◆ DATA:
BEGIN

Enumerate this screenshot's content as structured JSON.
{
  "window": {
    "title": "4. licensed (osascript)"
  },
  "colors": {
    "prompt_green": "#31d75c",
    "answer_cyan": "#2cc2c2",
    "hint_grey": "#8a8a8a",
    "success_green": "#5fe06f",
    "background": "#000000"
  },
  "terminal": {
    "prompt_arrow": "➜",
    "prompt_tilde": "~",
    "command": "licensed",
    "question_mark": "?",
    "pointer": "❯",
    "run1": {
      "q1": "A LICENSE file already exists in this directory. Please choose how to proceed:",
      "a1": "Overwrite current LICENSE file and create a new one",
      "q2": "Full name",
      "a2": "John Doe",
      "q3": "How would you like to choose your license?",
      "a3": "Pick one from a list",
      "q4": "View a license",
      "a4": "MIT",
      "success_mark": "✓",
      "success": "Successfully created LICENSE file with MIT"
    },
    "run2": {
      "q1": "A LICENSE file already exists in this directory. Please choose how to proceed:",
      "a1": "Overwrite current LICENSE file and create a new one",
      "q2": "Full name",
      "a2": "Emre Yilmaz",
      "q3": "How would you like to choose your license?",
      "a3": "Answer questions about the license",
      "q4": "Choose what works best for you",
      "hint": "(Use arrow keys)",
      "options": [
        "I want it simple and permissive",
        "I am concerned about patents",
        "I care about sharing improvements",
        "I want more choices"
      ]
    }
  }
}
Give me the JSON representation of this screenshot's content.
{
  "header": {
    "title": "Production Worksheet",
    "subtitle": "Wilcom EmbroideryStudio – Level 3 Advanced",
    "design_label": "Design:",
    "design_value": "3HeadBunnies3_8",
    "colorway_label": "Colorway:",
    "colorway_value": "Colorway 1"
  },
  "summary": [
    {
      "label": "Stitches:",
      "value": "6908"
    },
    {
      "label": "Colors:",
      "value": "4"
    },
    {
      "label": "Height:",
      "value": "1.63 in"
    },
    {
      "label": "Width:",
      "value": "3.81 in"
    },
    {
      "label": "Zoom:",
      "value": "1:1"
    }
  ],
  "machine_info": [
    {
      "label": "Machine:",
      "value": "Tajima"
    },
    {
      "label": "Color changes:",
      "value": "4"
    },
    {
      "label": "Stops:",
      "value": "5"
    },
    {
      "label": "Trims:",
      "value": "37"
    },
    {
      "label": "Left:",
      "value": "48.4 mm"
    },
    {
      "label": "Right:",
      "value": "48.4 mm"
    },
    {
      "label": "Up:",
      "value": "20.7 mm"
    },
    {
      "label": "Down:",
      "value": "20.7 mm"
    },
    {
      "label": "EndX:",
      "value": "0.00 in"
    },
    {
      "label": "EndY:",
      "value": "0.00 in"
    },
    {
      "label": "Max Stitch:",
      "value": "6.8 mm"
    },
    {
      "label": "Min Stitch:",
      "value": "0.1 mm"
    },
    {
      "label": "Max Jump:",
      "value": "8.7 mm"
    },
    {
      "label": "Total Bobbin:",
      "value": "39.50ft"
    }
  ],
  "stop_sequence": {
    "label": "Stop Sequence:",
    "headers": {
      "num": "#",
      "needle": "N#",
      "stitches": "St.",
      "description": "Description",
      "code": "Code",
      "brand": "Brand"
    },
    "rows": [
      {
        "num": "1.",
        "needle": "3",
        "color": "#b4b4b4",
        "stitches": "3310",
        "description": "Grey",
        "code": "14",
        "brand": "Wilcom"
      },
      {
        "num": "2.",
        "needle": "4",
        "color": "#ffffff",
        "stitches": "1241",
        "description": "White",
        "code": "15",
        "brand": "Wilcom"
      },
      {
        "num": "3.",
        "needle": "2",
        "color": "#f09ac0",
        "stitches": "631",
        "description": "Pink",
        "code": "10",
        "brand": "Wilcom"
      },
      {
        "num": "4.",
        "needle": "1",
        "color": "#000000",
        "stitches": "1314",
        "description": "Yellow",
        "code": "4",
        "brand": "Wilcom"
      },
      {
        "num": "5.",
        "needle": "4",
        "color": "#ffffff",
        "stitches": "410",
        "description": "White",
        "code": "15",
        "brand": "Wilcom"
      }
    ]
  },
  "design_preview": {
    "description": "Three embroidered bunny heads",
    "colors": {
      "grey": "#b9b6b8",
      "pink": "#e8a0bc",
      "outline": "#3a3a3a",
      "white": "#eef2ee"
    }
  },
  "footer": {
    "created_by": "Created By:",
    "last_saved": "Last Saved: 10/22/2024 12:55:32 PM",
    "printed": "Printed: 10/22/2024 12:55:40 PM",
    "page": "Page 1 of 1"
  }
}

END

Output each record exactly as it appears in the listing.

Enumerate this screenshot's content as structured JSON.
{
  "window": {
    "title": "4. licensed (osascript)"
  },
  "colors": {
    "prompt_green": "#31d75c",
    "answer_cyan": "#2cc2c2",
    "hint_grey": "#8a8a8a",
    "success_green": "#5fe06f",
    "background": "#000000"
  },
  "terminal": {
    "prompt_arrow": "➜",
    "prompt_tilde": "~",
    "command": "licensed",
    "question_mark": "?",
    "pointer": "❯",
    "run1": {
      "q1": "A LICENSE file already exists in this directory. Please choose how to proceed:",
      "a1": "Overwrite current LICENSE file and create a new one",
      "q2": "Full name",
      "a2": "John Doe",
      "q3": "How would you like to choose your license?",
      "a3": "Pick one from a list",
      "q4": "View a license",
      "a4": "MIT",
      "success_mark": "✓",
      "success": "Successfully created LICENSE file with MIT"
    },
    "run2": {
      "q1": "A LICENSE file already exists in this directory. Please choose how to proceed:",
      "a1": "Overwrite current LICENSE file and create a new one",
      "q2": "Full name",
      "a2": "Emre Yilmaz",
      "q3": "How would you like to choose your license?",
      "a3": "Answer questions about the license",
      "q4": "Choose what works best for you",
      "hint": "(Use arrow keys)",
      "options": [
        "I want it simple and permissive",
        "I am concerned about patents",
        "I care about sharing improvements",
        "I want more choices"
      ]
    }
  }
}
Give me the JSON representation of this screenshot's content.
{
  "header": {
    "title": "Production Worksheet",
    "subtitle": "Wilcom EmbroideryStudio – Level 3 Advanced",
    "design_label": "Design:",
    "design_value": "3HeadBunnies3_8",
    "colorway_label": "Colorway:",
    "colorway_value": "Colorway 1"
  },
  "summary": [
    {
      "label": "Stitches:",
      "value": "6908"
    },
    {
      "label": "Colors:",
      "value": "4"
    },
    {
      "label": "Height:",
      "value": "1.63 in"
    },
    {
      "label": "Width:",
      "value": "3.81 in"
    },
    {
      "label": "Zoom:",
      "value": "1:1"
    }
  ],
  "machine_info": [
    {
      "label": "Machine:",
      "value": "Tajima"
    },
    {
      "label": "Color changes:",
      "value": "4"
    },
    {
      "label": "Stops:",
      "value": "5"
    },
    {
      "label": "Trims:",
      "value": "37"
    },
    {
      "label": "Left:",
      "value": "48.4 mm"
    },
    {
      "label": "Right:",
      "value": "48.4 mm"
    },
    {
      "label": "Up:",
      "value": "20.7 mm"
    },
    {
      "label": "Down:",
      "value": "20.7 mm"
    },
    {
      "label": "EndX:",
      "value": "0.00 in"
    },
    {
      "label": "EndY:",
      "value": "0.00 in"
    },
    {
      "label": "Max Stitch:",
      "value": "6.8 mm"
    },
    {
      "label": "Min Stitch:",
      "value": "0.1 mm"
    },
    {
      "label": "Max Jump:",
      "value": "8.7 mm"
    },
    {
      "label": "Total Bobbin:",
      "value": "39.50ft"
    }
  ],
  "stop_sequence": {
    "label": "Stop Sequence:",
    "headers": {
      "num": "#",
      "needle": "N#",
      "stitches": "St.",
      "description": "Description",
      "code": "Code",
      "brand": "Brand"
    },
    "rows": [
      {
        "num": "1.",
        "needle": "3",
        "color": "#b4b4b4",
        "stitches": "3310",
        "description": "Grey",
        "code": "14",
        "brand": "Wilcom"
      },
      {
        "num": "2.",
        "needle": "4",
        "color": "#ffffff",
        "stitches": "1241",
        "description": "White",
        "code": "15",
        "brand": "Wilcom"
      },
      {
        "num": "3.",
        "needle": "2",
        "color": "#f09ac0",
        "stitches": "631",
        "description": "Pink",
        "code": "10",
        "brand": "Wilcom"
      },
      {
        "num": "4.",
        "needle": "1",
        "color": "#000000",
        "stitches": "1314",
        "description": "Yellow",
        "code": "4",
        "brand": "Wilcom"
      },
      {
        "num": "5.",
        "needle": "4",
        "color": "#ffffff",
        "stitches": "410",
        "description": "White",
        "code": "15",
        "brand": "Wilcom"
      }
    ]
  },
  "design_preview": {
    "description": "Three embroidered bunny heads",
    "colors": {
      "grey": "#b9b6b8",
      "pink": "#e8a0bc",
      "outline": "#3a3a3a",
      "white": "#eef2ee"
    }
  },
  "footer": {
    "created_by": "Created By:",
    "last_saved": "Last Saved: 10/22/2024 12:55:32 PM",
    "printed": "Printed: 10/22/2024 12:55:40 PM",
    "page": "Page 1 of 1"
  }
}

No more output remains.